♦ Identifying proposals of the next steps on the way forward in Cameroon and the Central and West African region.
Following fruitful exchanges between participants, the meeting generally noted the progress made by certain countries in improving tenure security through policy reforms that acknowledge the full ownership rights of local communities and indigenous peoples, even though their implementation on the ground remains stagnant.

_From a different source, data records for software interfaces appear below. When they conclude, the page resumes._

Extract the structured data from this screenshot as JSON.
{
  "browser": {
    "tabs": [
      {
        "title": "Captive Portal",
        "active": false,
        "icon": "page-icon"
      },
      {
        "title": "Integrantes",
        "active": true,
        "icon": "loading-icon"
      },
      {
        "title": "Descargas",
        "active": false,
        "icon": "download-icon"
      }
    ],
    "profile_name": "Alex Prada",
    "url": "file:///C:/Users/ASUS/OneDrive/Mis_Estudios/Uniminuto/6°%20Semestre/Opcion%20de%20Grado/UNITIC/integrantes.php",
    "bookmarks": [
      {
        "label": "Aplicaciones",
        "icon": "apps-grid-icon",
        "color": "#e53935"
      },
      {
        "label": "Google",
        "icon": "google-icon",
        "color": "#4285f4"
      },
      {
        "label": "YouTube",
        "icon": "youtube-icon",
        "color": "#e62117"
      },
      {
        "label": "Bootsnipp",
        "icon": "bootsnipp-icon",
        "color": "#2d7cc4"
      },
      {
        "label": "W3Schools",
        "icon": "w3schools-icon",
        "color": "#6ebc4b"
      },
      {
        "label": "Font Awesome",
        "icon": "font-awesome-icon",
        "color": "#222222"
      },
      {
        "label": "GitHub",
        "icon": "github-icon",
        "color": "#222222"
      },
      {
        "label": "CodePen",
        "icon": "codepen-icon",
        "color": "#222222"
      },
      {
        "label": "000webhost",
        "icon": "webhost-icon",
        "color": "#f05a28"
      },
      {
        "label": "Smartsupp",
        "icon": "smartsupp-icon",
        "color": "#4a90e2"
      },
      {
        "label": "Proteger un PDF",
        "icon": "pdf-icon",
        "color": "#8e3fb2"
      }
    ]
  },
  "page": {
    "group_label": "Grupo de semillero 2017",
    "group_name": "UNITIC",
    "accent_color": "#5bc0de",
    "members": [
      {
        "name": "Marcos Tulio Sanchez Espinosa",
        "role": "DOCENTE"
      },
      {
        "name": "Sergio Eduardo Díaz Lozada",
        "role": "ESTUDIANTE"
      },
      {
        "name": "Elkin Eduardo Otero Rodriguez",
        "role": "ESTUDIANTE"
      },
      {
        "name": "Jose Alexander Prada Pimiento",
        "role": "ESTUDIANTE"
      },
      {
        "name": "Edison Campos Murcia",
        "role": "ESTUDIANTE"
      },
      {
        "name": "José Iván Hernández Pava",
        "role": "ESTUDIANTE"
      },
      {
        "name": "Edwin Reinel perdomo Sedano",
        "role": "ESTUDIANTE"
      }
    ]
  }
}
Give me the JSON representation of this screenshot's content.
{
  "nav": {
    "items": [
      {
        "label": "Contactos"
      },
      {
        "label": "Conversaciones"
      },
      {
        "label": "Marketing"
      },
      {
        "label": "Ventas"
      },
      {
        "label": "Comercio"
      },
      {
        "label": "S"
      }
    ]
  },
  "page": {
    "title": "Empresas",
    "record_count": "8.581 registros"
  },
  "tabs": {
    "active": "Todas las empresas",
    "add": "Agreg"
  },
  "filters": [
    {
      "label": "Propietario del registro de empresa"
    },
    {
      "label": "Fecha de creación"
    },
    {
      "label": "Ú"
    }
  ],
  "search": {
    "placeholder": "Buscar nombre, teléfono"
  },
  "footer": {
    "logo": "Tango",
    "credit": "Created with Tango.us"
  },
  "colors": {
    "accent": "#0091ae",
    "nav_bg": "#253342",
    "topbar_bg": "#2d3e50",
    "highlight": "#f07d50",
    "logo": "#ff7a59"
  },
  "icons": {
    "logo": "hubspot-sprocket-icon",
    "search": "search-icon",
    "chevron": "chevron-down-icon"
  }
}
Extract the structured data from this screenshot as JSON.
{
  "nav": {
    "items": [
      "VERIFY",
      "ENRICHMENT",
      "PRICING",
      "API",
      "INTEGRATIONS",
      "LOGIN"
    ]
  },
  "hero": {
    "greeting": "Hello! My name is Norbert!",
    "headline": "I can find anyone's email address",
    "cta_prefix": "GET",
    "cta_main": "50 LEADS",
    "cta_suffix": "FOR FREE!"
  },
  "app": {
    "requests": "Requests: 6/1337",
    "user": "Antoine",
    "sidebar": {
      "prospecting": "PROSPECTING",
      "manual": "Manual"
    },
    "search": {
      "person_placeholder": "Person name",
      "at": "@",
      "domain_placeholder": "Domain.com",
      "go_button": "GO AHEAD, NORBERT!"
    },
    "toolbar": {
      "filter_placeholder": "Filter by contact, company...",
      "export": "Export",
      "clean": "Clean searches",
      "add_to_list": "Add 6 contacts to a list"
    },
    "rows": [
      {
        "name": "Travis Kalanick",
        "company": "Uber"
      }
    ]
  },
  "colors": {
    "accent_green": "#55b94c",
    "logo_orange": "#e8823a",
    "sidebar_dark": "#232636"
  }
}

It was observed that at regional level, recognition of communities’ rights is outpaced by large scale land acquisitions, which constitute a threat to their land ownership rights.
In the face of major challenges in the implementation of legislative reforms, participants formulated recommendations aimed at securing the rights of local communities and indigenous peoples and to ensure equitable economic development in Central and West Africa in order to achieve the objectives set for 2015.
According to participants, the recommendations which should be given priority consideration by donors as they support governments and civil society focus on:
♦ Implementation and operationalisation on the field of the FAO Voluntary guidelines on land tenure and the guidelines of the African Union’s Land Policy Initiative, with the assistance of civil society,
♦ Recognition, securing and protection of communities’ ownership rights to land and natural resources,
♦ Strengthening capacities of all stakeholders involved : (governments authorities, civil society groups and networks, traditional chiefs, local and indigenous communities, research institutes),
♦ The need to establish coordination between national and interstate authorities to ensure coherence and efficiency in the development and implementation of reforms, as well as land and resource allocation.
♦ The need to set up multi-stakeholder monitoring mechanisms within Central and West African regional bodies,
♦ Assessment of current national legislation on allocation of commercial rights relating to community rights and environmental standards, with emphasis on ensuring transparency in allocation of commercial rights (logging, mining, food industry, carbon rights, etc.).
Participants parted after many expressions of gratitude to the Government and people of Cameroon for their warm welcome, to the Ministry of Forest and the Central African Forests Commission (COMIFAC), satisfied with the enriching contributions and reflection conducted on the crucial issues of governance, climate change and large-scale land acquisitions in Central and West Africa.